ENTRIES SUPPLIED —
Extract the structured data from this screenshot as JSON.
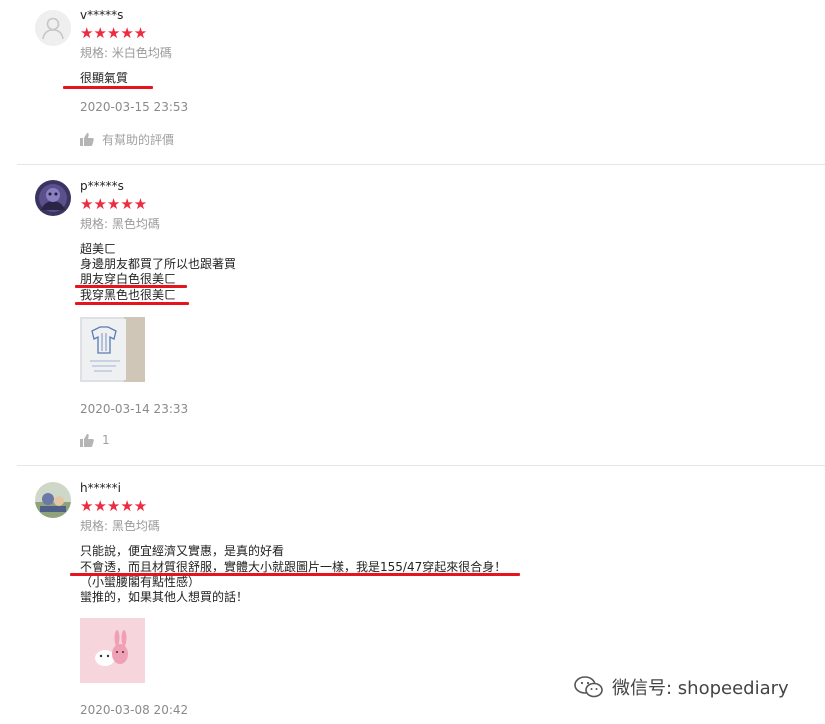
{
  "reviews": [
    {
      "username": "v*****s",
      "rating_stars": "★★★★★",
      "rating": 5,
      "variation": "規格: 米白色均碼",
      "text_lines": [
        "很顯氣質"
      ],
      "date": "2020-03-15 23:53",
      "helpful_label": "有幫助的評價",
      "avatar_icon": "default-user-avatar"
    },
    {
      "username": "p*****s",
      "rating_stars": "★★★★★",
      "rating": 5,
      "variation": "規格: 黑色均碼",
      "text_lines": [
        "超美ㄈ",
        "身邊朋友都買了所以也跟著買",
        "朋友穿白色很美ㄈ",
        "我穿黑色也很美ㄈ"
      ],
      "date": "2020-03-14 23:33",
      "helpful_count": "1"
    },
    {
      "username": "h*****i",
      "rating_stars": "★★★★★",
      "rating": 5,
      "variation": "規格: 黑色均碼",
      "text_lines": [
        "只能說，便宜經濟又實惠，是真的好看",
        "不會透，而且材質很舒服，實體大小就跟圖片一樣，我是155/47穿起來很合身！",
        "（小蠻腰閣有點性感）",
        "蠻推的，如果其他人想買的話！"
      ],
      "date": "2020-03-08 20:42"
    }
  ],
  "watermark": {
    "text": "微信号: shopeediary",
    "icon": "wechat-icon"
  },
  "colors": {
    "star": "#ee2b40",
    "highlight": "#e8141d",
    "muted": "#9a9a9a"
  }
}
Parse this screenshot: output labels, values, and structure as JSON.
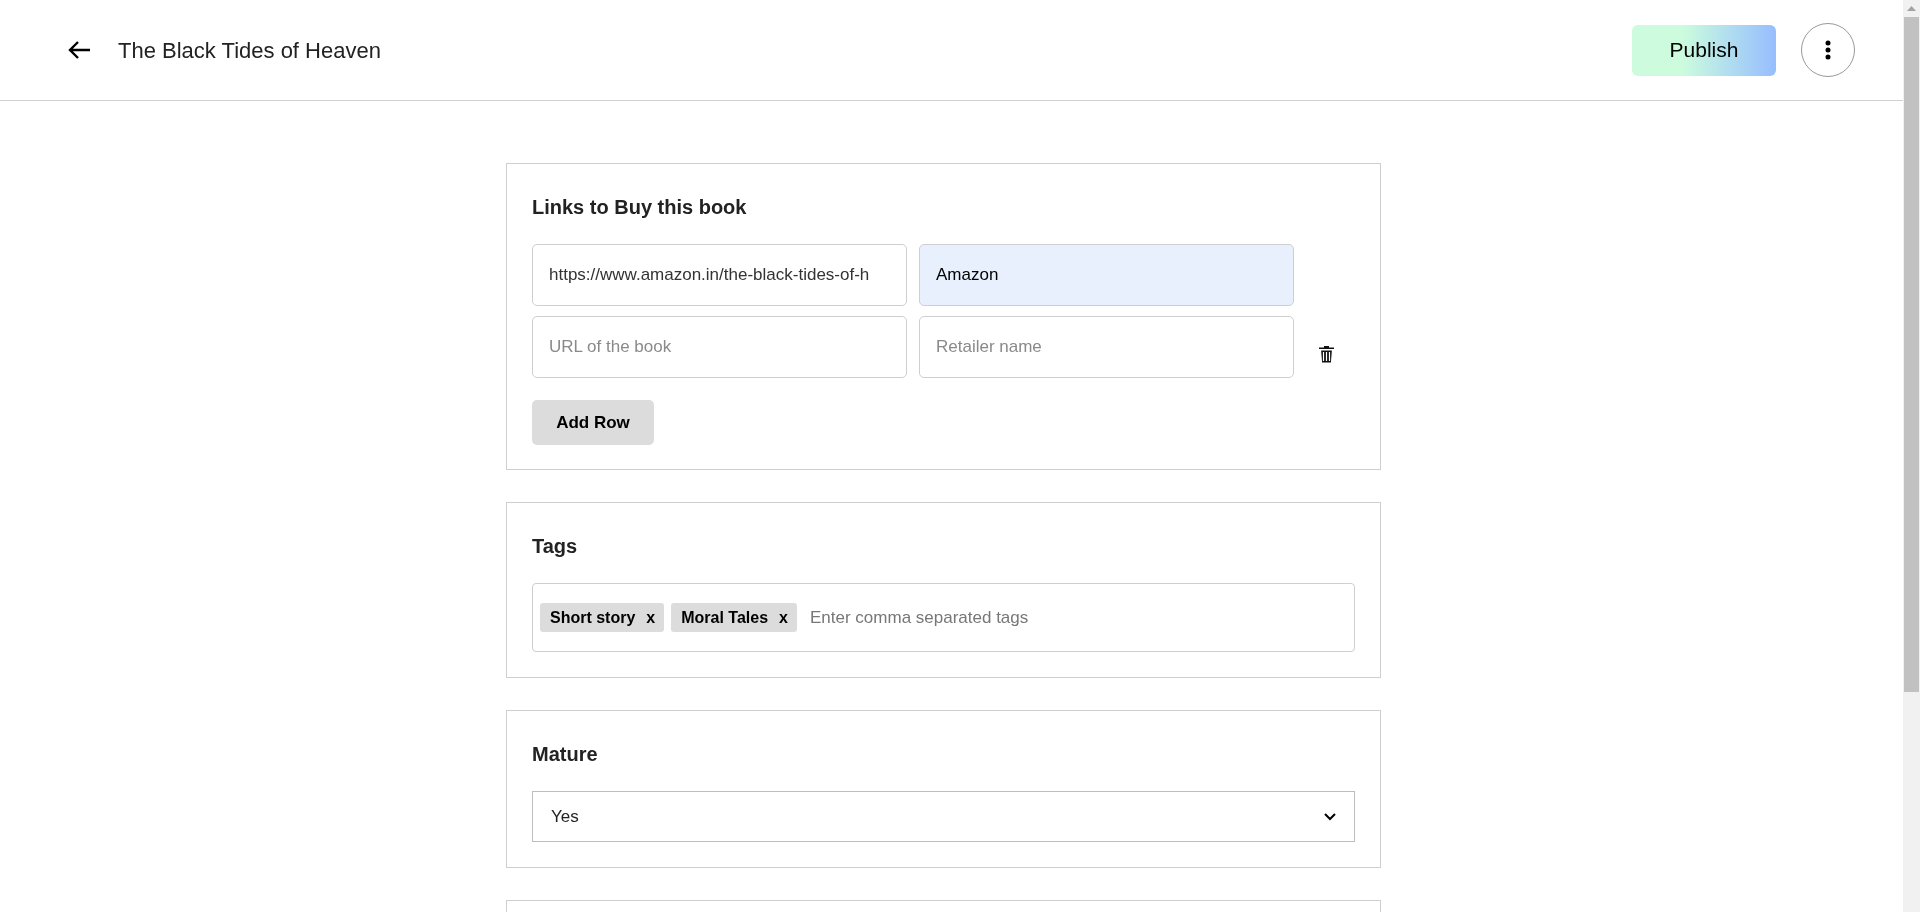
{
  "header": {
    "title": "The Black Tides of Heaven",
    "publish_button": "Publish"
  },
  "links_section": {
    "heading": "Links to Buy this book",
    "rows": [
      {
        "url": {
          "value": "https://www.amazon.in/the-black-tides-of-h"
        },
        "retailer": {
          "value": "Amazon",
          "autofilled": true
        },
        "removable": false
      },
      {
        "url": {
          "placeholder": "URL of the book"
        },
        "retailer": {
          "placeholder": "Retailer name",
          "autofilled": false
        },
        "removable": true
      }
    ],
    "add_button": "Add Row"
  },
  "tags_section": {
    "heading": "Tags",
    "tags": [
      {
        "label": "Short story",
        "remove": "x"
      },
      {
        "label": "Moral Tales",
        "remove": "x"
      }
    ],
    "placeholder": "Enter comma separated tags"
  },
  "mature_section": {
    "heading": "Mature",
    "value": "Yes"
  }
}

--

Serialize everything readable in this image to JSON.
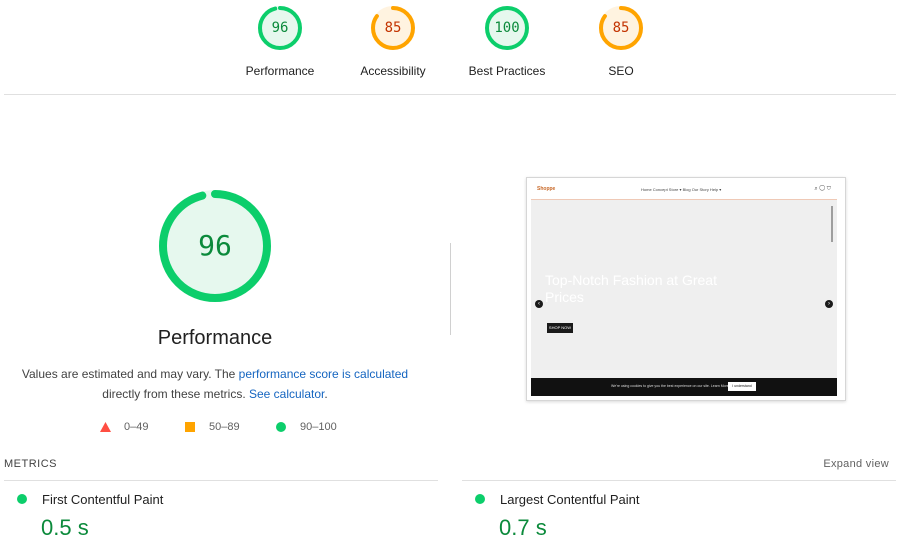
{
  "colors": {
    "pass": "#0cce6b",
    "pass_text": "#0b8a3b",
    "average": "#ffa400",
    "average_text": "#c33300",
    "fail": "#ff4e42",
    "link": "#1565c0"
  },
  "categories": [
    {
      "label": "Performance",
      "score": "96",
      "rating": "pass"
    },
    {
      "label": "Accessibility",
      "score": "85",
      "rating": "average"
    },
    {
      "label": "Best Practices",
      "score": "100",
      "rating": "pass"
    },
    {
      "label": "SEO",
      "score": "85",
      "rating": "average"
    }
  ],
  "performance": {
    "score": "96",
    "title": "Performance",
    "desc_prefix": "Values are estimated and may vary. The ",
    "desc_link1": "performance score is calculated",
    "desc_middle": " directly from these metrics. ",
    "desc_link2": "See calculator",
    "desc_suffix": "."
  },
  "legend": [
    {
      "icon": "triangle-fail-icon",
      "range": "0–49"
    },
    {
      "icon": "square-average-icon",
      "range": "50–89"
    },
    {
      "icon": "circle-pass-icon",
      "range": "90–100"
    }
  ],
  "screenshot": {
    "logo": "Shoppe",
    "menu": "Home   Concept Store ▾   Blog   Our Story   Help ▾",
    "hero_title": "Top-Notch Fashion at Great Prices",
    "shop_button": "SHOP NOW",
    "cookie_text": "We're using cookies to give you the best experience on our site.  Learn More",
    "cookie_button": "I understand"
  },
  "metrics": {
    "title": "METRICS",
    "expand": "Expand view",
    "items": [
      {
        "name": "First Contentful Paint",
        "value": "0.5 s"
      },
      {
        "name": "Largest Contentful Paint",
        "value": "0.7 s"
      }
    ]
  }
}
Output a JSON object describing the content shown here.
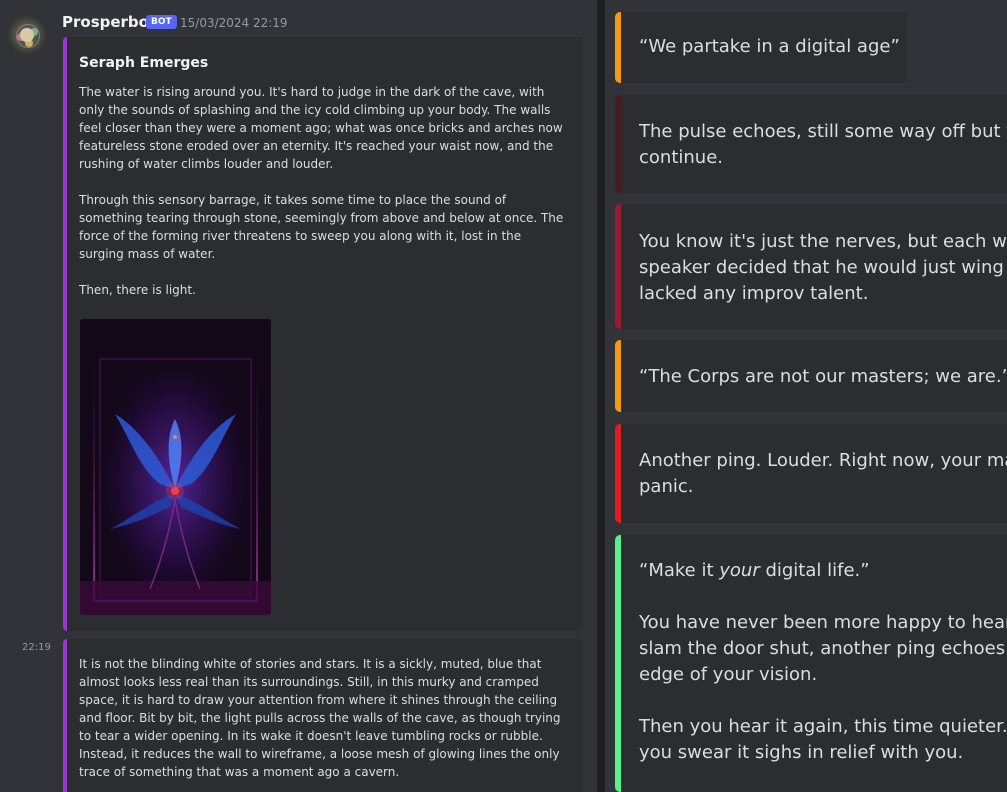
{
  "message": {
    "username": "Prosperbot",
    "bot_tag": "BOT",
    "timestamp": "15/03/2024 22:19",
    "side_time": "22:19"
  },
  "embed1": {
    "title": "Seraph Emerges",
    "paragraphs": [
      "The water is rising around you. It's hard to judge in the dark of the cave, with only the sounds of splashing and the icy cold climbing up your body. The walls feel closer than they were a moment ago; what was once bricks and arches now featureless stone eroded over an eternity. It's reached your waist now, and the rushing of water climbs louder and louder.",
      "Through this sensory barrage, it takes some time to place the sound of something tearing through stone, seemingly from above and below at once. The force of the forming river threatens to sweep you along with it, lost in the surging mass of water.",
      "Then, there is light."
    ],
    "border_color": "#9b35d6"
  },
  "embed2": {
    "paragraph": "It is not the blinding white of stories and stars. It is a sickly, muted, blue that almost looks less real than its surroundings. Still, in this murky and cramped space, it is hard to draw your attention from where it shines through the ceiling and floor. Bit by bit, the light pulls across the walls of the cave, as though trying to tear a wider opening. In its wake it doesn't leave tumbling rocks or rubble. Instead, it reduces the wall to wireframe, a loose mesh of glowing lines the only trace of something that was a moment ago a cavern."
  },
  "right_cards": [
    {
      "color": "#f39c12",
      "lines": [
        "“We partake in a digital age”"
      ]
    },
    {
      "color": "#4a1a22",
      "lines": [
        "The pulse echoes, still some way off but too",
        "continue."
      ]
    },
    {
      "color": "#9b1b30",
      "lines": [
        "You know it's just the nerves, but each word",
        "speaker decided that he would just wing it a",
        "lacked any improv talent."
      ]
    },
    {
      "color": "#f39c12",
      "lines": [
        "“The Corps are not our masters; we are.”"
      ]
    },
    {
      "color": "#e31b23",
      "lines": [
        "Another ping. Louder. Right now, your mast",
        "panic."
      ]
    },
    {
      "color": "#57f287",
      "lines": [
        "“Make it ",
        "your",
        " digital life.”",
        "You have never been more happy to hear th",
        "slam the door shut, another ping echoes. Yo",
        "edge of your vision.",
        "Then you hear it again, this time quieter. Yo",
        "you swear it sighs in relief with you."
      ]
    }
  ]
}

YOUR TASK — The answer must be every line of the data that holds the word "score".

THE COMPLETED TASK —
      "score": "96",
      "score": "85",
      "score": "100",
      "score": "85",
    "score": "96",
    "desc_link1": "performance score is calculated",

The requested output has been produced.